The legal merits of Health Minister Mike Murphy’s decision to slash the province’s health authorities are open to debate.
Constitutional experts differ on whether Murphy rightly settled on two health authorities, or whether he should have kept going and
created just a single district. Yet there is agreement that Murphy’s decision must be measured by a significantOntario court case, one that was said, at the time, to have « incredible national implications. »

Back in 2001, the Ontario Court of Appeal ruled that as minorities, francophones inOntario have unwritten constitutional rights that
protect institutions that are crucial to their survival. Using that principle the court quashed an Ontario government plan to downsizeOttawa’s Montfort Hospital. The court said closing or downsizing the hospital, a key institution for francophones, would jeopardize their identity. Experts predicted the Montfort decision would reverberate around the country and become the standard for minority rights.

As one constitutional law professor said at the time: « This decision has incredible national implications »¦ This case will be used as the
standard throughout Canada. » Not surprisingly, the Montfort ruling is at the centre of the complex legal web behind Murphy’s reform, which as of September will create just two health authorities, down from eight. Health authority A will be located in Bathurst, while authority B will be run out of Miramichi.John McEvoy, a University of New Brunswick law professor, says Murphy’s move to two authorities – as opposed to just one – is consistent with the government’s legal obligations and may have prevented a constitutional challenge. « If there was only one health authority that (would) invite a Charter (challenge), » said the constitutional specialist.
« You’re not promoting the equality of the two linguistic communities if you collapse what have been French language and English
language-administered health regions »¦ into one. »
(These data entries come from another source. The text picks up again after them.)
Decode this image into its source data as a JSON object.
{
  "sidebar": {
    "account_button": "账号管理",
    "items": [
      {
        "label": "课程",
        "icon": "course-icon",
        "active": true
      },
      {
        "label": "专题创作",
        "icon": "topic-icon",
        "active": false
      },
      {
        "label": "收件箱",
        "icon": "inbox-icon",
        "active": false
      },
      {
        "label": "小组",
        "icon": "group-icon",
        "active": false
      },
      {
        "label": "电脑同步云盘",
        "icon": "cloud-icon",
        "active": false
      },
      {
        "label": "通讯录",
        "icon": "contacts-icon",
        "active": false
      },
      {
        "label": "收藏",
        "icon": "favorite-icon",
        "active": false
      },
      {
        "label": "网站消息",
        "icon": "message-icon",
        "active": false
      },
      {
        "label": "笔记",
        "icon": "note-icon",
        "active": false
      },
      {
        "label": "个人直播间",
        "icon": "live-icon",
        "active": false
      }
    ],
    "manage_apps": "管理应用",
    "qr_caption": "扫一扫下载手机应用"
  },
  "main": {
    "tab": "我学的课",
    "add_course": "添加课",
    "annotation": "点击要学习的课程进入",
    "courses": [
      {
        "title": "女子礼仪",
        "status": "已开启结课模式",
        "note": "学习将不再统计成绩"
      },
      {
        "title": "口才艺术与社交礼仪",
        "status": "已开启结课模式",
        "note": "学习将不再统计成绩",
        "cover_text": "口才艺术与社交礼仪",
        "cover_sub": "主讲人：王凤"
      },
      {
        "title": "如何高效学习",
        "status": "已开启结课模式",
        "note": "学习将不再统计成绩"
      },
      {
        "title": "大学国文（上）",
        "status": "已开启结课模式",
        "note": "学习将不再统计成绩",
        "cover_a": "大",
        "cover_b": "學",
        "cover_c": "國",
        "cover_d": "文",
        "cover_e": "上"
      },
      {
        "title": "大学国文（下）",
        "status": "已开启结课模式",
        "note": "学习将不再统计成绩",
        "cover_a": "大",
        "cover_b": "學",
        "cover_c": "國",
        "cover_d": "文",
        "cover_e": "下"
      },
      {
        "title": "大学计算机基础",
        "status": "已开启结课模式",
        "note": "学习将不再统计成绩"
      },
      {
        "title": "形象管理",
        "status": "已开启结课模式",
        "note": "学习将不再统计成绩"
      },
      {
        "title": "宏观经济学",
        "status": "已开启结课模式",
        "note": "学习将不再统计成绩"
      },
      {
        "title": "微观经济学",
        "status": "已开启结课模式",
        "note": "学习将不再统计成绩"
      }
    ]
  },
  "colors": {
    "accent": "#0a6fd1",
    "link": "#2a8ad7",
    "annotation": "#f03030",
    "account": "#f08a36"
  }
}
One of McEvoy’s colleagues, however, says the argument supporting a constitutional challenge may be « over-reaching » and « slightly
ambitious. » « You would need more than speculation to make an equality challenge, » said Carissima Mathen, also a constitutional expert. While Mathen applauded the government’s caution, she said there is no guarantee of a legal fight or erosion of services for
francophones under one district. « I think it’s perhaps a slight exaggeration to turn a potential risk « ¦ into a full-fledged Charter violation. « It’s certainly not 100 per cent. »

Murphy has defended his decision to create a pair of health districts, saying two are required to ensure Acadian rights are preserved.
« I can only imagine how catastrophic it would be for the Acadian community if we went to one, » he recently told the Telegraph-Journal’s editorial board. « I can’t imagine the outcry from the Acadians who fought for 40 or 50 years for a say in their own health. »
Murphy amalgamated the authorities to cut costs and boost cooperation. A shift to two authorities, he said, was the maximum cut
possible. McEvoy follows Murphy’s logic.

The Charter of Rights and Freedoms, as well as provincial legislation, requires the government to preserve and promote equality of the province’s two linguistic communities, McEvoy said. « But equality does not mean treating people exactly the same, it means recognizing their differences, » he said, noting a single, bilingual health authority could infringe on that standard for Acadian residents.
A bilingual district, he said, could still project « subtle pressure » for francophones to speak English. Essentially the government must recognize underlying differences and establish programs that give equal opportunity to all New Brunswickers, he said. That’s where the Montfort case emerges.

In it, francophones successfully argued that the hospital was an important cultural and educational institution vital to the province’s
linguistic minority. A similar argument might be made for the Dr. Georges-L. Dumont RegionalHospital in Moncton. « There is a real link between the survival of the community and health, » McEvoy concluded. Mathen, however, is unsure of the local impact the decision could have. « Why would the institutions necessarily be at risk if you moved to one (district)? » she said. « I wouldn’t go so far as to say that the Montfort decision would hamstring the government from making higher-level, regulatory decisions in the interest of fairness or efficiency – as long as on the ground services meet »¦ constitutional interests. « I can see the link, but I think it’s a bit tenuous without more information.  »

For his part, Murphy contends Montfort restricted his options. « To place what may be a cultural institution into a bilingual board does, according to that case, diminish the ability to control your own activities, » he said. « (If) we put that all into one authority, we’re unquestionably stripping away those rights, » continued the Moncton North MLA, noting a possible fight in the Supreme Court. « (Two authorities are) the safest route to go and the most courteous to both linguistic groups. »

2008 05 12 TJ pa1 How an Ottawa hospital dictates Murphy’s health policy